- **What is being asked**
Every entry, from first to last, must be written out exactly.

*** Opening Supplied data ***

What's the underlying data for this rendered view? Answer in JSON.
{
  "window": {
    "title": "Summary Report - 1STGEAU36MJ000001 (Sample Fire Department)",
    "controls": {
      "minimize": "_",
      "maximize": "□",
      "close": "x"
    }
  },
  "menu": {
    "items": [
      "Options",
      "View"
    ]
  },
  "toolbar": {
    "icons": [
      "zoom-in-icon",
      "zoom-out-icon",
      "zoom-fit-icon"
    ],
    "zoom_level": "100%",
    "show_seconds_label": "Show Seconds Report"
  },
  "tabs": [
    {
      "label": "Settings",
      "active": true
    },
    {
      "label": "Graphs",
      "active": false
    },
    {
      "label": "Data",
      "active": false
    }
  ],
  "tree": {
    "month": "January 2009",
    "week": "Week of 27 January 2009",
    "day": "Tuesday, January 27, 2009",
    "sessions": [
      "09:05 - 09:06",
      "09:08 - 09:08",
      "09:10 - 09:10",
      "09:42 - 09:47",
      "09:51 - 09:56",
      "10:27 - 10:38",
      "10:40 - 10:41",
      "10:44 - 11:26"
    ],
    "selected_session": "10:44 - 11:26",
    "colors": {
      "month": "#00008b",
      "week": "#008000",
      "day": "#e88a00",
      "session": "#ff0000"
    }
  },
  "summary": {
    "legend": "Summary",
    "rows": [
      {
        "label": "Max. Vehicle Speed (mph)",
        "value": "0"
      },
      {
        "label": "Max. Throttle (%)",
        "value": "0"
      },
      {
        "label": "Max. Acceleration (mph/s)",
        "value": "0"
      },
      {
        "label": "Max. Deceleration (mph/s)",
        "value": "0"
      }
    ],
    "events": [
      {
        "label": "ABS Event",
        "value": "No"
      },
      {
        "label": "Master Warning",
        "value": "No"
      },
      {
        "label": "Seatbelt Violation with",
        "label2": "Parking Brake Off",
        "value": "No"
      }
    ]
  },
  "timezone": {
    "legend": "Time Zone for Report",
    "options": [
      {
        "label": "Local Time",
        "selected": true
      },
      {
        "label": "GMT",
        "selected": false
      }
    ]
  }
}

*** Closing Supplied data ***

- **The answer**
What's the underlying data for this rendered view? Answer in JSON.
{
  "window": {
    "title": "Summary Report - 1STGEAU36MJ000001 (Sample Fire Department)",
    "controls": {
      "minimize": "_",
      "maximize": "□",
      "close": "x"
    }
  },
  "menu": {
    "items": [
      "Options",
      "View"
    ]
  },
  "toolbar": {
    "icons": [
      "zoom-in-icon",
      "zoom-out-icon",
      "zoom-fit-icon"
    ],
    "zoom_level": "100%",
    "show_seconds_label": "Show Seconds Report"
  },
  "tabs": [
    {
      "label": "Settings",
      "active": true
    },
    {
      "label": "Graphs",
      "active": false
    },
    {
      "label": "Data",
      "active": false
    }
  ],
  "tree": {
    "month": "January 2009",
    "week": "Week of 27 January 2009",
    "day": "Tuesday, January 27, 2009",
    "sessions": [
      "09:05 - 09:06",
      "09:08 - 09:08",
      "09:10 - 09:10",
      "09:42 - 09:47",
      "09:51 - 09:56",
      "10:27 - 10:38",
      "10:40 - 10:41",
      "10:44 - 11:26"
    ],
    "selected_session": "10:44 - 11:26",
    "colors": {
      "month": "#00008b",
      "week": "#008000",
      "day": "#e88a00",
      "session": "#ff0000"
    }
  },
  "summary": {
    "legend": "Summary",
    "rows": [
      {
        "label": "Max. Vehicle Speed (mph)",
        "value": "0"
      },
      {
        "label": "Max. Throttle (%)",
        "value": "0"
      },
      {
        "label": "Max. Acceleration (mph/s)",
        "value": "0"
      },
      {
        "label": "Max. Deceleration (mph/s)",
        "value": "0"
      }
    ],
    "events": [
      {
        "label": "ABS Event",
        "value": "No"
      },
      {
        "label": "Master Warning",
        "value": "No"
      },
      {
        "label": "Seatbelt Violation with",
        "label2": "Parking Brake Off",
        "value": "No"
      }
    ]
  },
  "timezone": {
    "legend": "Time Zone for Report",
    "options": [
      {
        "label": "Local Time",
        "selected": true
      },
      {
        "label": "GMT",
        "selected": false
      }
    ]
  }
}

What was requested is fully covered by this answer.